━━━━━ Material for this task ━━━━━
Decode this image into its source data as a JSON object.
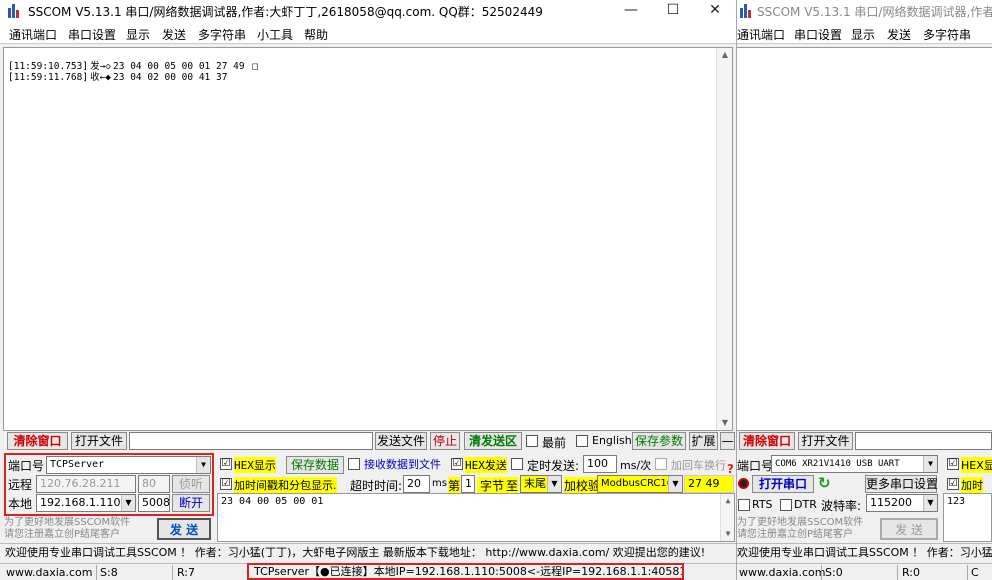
{
  "app_title": "SSCOM V5.13.1 串口/网络数据调试器,作者:大虾丁丁,2618058@qq.com. QQ群：52502449",
  "app_title_b": "SSCOM V5.13.1 串口/网络数据调试器,作者:大",
  "window_controls": {
    "minimize": "—",
    "maximize": "☐",
    "close": "✕"
  },
  "menu": [
    "通讯端口",
    "串口设置",
    "显示",
    "发送",
    "多字符串",
    "小工具",
    "帮助"
  ],
  "menu_b": [
    "通讯端口",
    "串口设置",
    "显示",
    "发送",
    "多字符串"
  ],
  "receive_log": [
    {
      "time": "[11:59:10.753]",
      "dir": "发→◇",
      "data": "23 04 00 05 00 01 27 49",
      "tail": "□"
    },
    {
      "time": "[11:59:11.768]",
      "dir": "收←◆",
      "data": "23 04 02 00 00 41 37",
      "tail": ""
    }
  ],
  "toolbar": {
    "clear_window": "清除窗口",
    "open_file": "打开文件",
    "file_path": "",
    "send_file": "发送文件",
    "stop": "停止",
    "clear_send": "清发送区",
    "topmost": "最前",
    "english": "English",
    "save_params": "保存参数",
    "expand": "扩展",
    "dash": "—"
  },
  "net": {
    "port_label": "端口号",
    "port_value": "TCPServer",
    "remote_label": "远程",
    "remote_ip": "120.76.28.211",
    "remote_port": "80",
    "listen": "侦听",
    "local_label": "本地",
    "local_ip": "192.168.1.110",
    "local_port": "5008",
    "disconnect": "断开"
  },
  "options": {
    "hex_display": "HEX显示",
    "hex_display_checked": "☑",
    "save_data": "保存数据",
    "recv_to_file": "接收数据到文件",
    "hex_send": "HEX发送",
    "hex_send_checked": "☑",
    "timed_send": "定时发送:",
    "interval": "100",
    "interval_unit": "ms/次",
    "add_crlf": "加回车换行",
    "timestamp": "加时间戳和分包显示.",
    "timestamp_checked": "☑",
    "timeout_label": "超时时间:",
    "timeout_value": "20",
    "timeout_unit": "ms",
    "byte_prefix": "第",
    "byte_num": "1",
    "byte_unit": "字节",
    "to": "至",
    "end": "末尾",
    "checksum_label": "加校验",
    "checksum_type": "ModbusCRC16",
    "checksum_value": "27 49",
    "question": "?"
  },
  "send_text": "23 04 00 05 00 01",
  "send_button": "发 送",
  "promo_line1": "为了更好地发展SSCOM软件",
  "promo_line2": "请您注册嘉立创P结尾客户",
  "marquee": "欢迎使用专业串口调试工具SSCOM ！  作者：习小猛(丁丁)，大虾电子网版主  最新版本下载地址： http://www.daxia.com/  欢迎提出您的建议!",
  "status": {
    "site": "www.daxia.com",
    "sent": "S:8",
    "recv": "R:7",
    "connection": "TCPserver【●已连接】本地IP=192.168.1.110:5008<-远程IP=192.168.1.1:40581"
  },
  "win_b": {
    "port_label": "端口号",
    "port_value": "COM6 XR21V1410 USB UART",
    "hex_display": "HEX显",
    "open_port": "打开串口",
    "more_settings": "更多串口设置",
    "add_time": "加时",
    "rts": "RTS",
    "dtr": "DTR",
    "baud_label": "波特率:",
    "baud_value": "115200",
    "send_text": "123",
    "send_button": "发 送",
    "status_site": "www.daxia.com",
    "sent": "S:0",
    "recv": "R:0",
    "status_tail": "C"
  }
}
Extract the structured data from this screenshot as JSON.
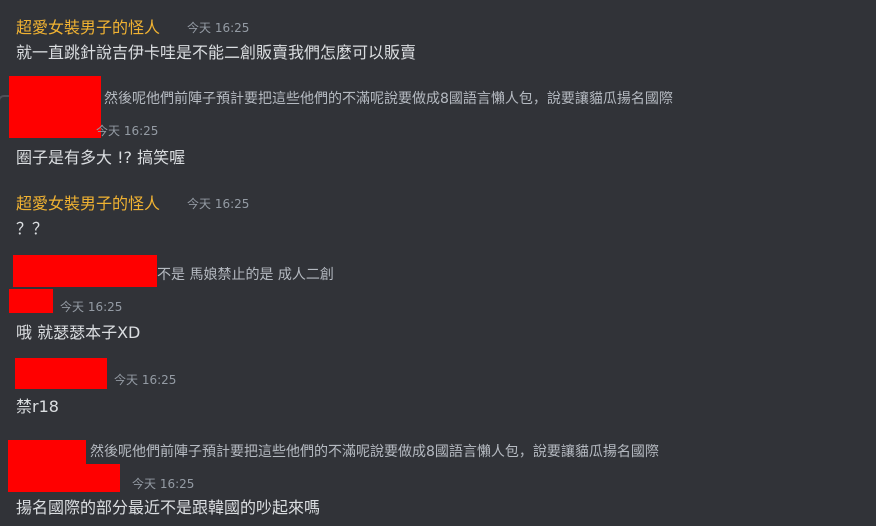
{
  "messages": [
    {
      "author": "超愛女裝男子的怪人",
      "timestamp": "今天 16:25",
      "content": "就一直跳針說吉伊卡哇是不能二創販賣我們怎麼可以販賣"
    },
    {
      "reply_preview": "然後呢他們前陣子預計要把這些他們的不滿呢說要做成8國語言懶人包，說要讓貓瓜揚名國際",
      "timestamp": "今天 16:25",
      "content": "圈子是有多大 !?  搞笑喔"
    },
    {
      "author": "超愛女裝男子的怪人",
      "timestamp": "今天 16:25",
      "content": "？？"
    },
    {
      "reply_preview": "不是 馬娘禁止的是 成人二創",
      "timestamp": "今天 16:25",
      "content": "哦 就瑟瑟本子XD"
    },
    {
      "timestamp": "今天 16:25",
      "content": "禁r18"
    },
    {
      "reply_preview": "然後呢他們前陣子預計要把這些他們的不滿呢說要做成8國語言懶人包，說要讓貓瓜揚名國際",
      "timestamp": "今天 16:25",
      "content": "揚名國際的部分最近不是跟韓國的吵起來嗎"
    }
  ],
  "colors": {
    "background": "#313338",
    "author": "#f0b232",
    "redaction": "#ff0000"
  }
}
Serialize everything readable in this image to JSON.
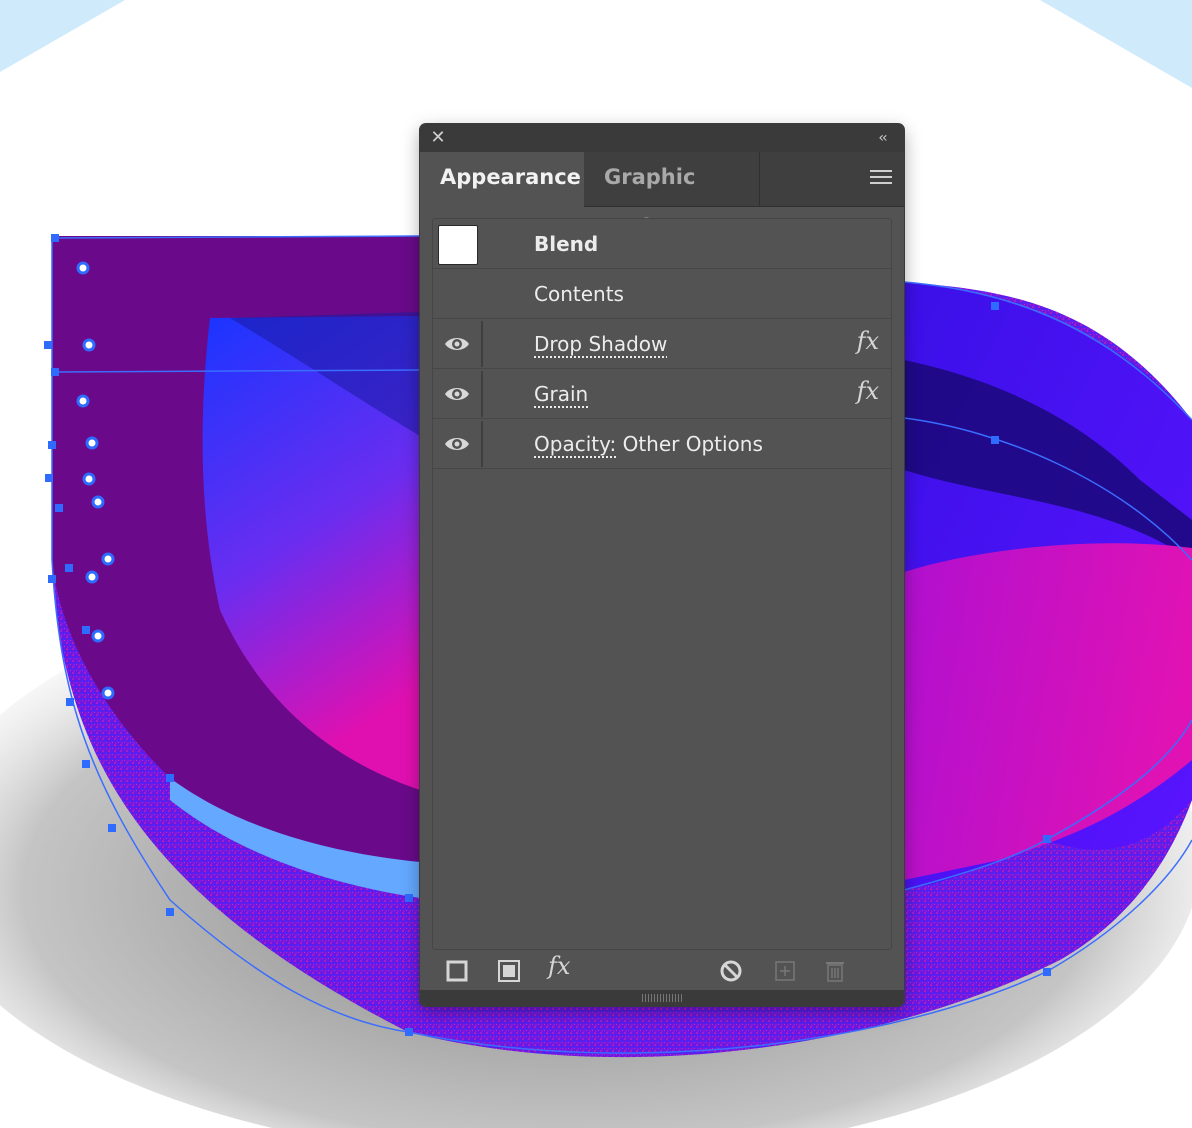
{
  "panel": {
    "tabs": [
      {
        "label": "Appearance",
        "active": true
      },
      {
        "label": "Graphic Styles",
        "active": false
      }
    ],
    "rows": [
      {
        "label": "Blend",
        "kind": "object",
        "swatch_color": "#ffffff"
      },
      {
        "label": "Contents",
        "kind": "contents"
      },
      {
        "label": "Drop Shadow",
        "kind": "effect",
        "visible": true,
        "fx": "fx"
      },
      {
        "label": "Grain",
        "kind": "effect",
        "visible": true,
        "fx": "fx"
      },
      {
        "label": "Opacity:",
        "suffix": "Other Options",
        "kind": "opacity",
        "visible": true
      }
    ],
    "bottom_icons": [
      "add-new-stroke-icon",
      "add-new-fill-icon",
      "add-new-effect-icon",
      "clear-appearance-icon",
      "duplicate-item-icon",
      "delete-item-icon"
    ],
    "fx_menu_label": "fx"
  },
  "colors": {
    "panel_bg": "#535353",
    "titlebar_bg": "#3a3a3a",
    "artwork_purple": "#6a0a8a",
    "artwork_blue": "#1f3cff",
    "artwork_magenta": "#e010b0",
    "anchor_blue": "#2f6bff"
  }
}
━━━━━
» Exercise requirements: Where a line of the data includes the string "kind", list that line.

» Solution:
        "kind": "object",
        "kind": "contents"
        "kind": "effect",
        "kind": "effect",
        "kind": "opacity",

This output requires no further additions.